The assault continues. The creatures are unleashed, but quickly rendered useless. The battle for the throne reaches its peak on all fronts. The stakes are through the roof and the doctor will stop at nothing to ensure that justice prevails and that both his friends and the innocent are saved, even knowing what that will mean.
This is the doctor we know and love, even though he’s been virtually sidelined much of the story. The death scene. Antoinne’s arc resolution. Georgi and the other queen have some shining moments. We feel for the villain. A beast of a cliffhanger ending. Some of the background really raise the stakes.
The Doctor decides out of nowhere to experience a living slideshow in order to understand his opponent’s psyche better. Time travel as a plot point just the way we don’t want it.
A great resolution of the whole Antoinne arc that started so many stories ago. A great tie-in to the upcoming story. Something we’ve seen [just over] a dozen times before is handled in a new and fresh manner. Parts of this story feel very Classic Who whilst others are very New Who. The Doctor is, for the 2nd time, the indirect cause of his own problems. Did what I think just happen really happen? Oh wait, no it didn’t. Oh wait, it did. No, no, it didn’t but this is much more interesting… I can’t wait to find out what’s next.
Other things I’ve listened to recently:
The Way I heard it with Mike Rowe (always enjoyable)
Doctor Who: Tin Dog Podcast (Short reviews and excellent analysis. Love it)
Tested.com This is only a Test (a staple of my week)
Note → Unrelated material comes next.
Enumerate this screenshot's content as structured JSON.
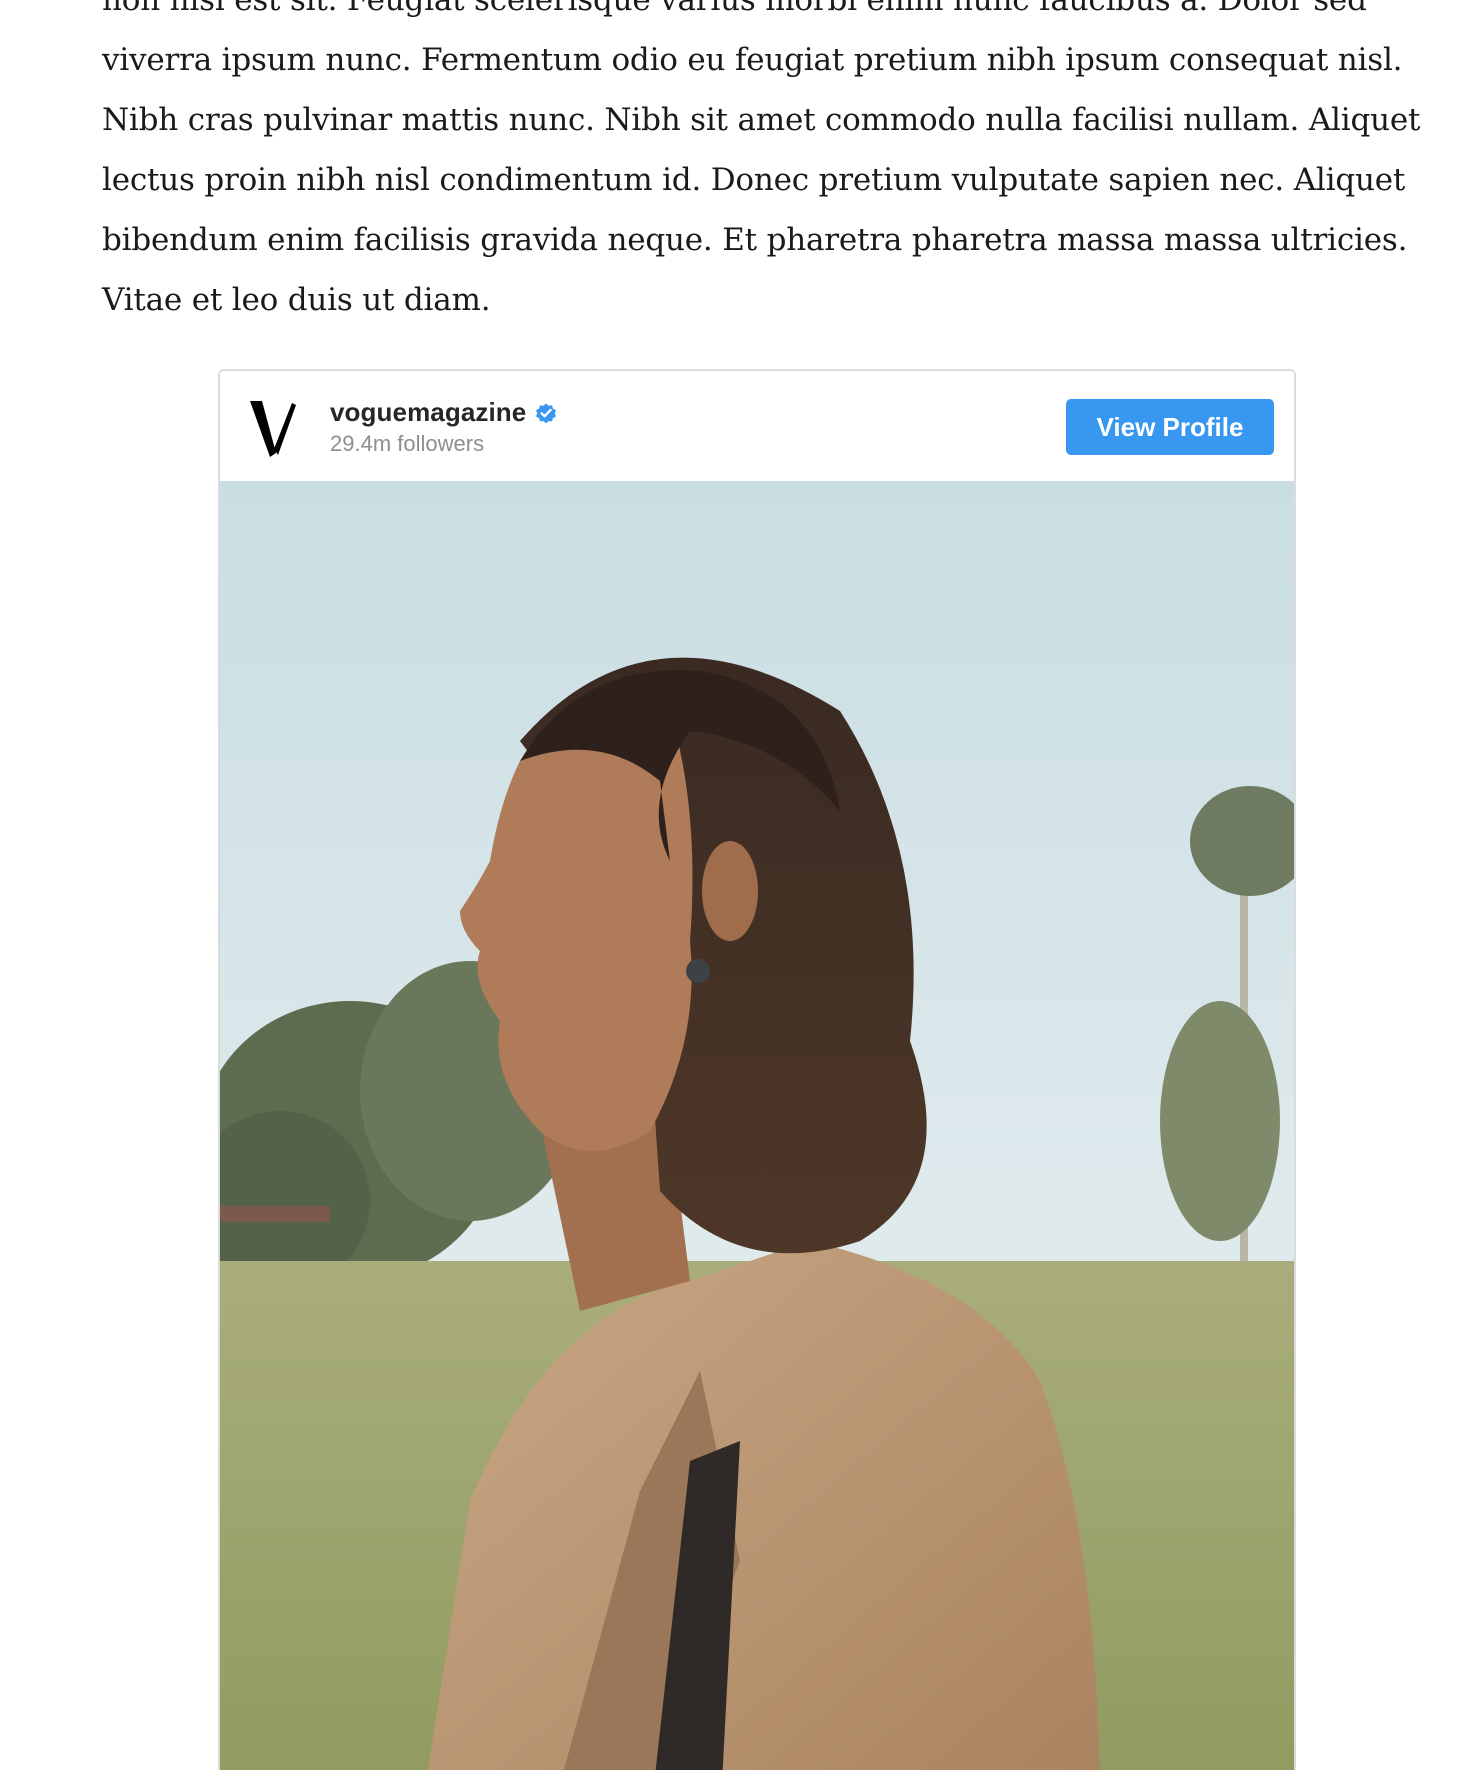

– But, Still, I Smile by D.A. Xiaolin Spires – Good but occasionally confusing
– Ghosts of Ganymede by Derek Kunsken – Great
– Eater of Worlds by Jamie Wahls – Very Good